Saved data entries:
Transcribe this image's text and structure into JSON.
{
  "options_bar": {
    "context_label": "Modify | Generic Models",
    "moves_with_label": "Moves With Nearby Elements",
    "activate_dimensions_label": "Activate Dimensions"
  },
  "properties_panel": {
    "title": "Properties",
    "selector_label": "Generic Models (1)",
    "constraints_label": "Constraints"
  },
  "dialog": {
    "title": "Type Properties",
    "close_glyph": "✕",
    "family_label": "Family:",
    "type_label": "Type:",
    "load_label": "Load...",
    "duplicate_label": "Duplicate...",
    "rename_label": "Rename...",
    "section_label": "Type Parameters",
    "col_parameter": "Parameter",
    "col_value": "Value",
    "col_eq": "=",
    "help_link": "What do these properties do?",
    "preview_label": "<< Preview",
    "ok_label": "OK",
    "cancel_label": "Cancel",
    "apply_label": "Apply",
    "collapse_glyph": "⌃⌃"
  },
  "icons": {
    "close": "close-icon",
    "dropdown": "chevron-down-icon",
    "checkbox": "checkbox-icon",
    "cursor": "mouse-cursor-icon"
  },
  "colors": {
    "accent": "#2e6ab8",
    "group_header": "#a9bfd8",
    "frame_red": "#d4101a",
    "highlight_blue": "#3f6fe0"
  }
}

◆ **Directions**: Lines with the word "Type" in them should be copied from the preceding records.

◆ **Exercise output**:
    "title": "Type Properties",
    "type_label": "Type:",
    "section_label": "Type Parameters",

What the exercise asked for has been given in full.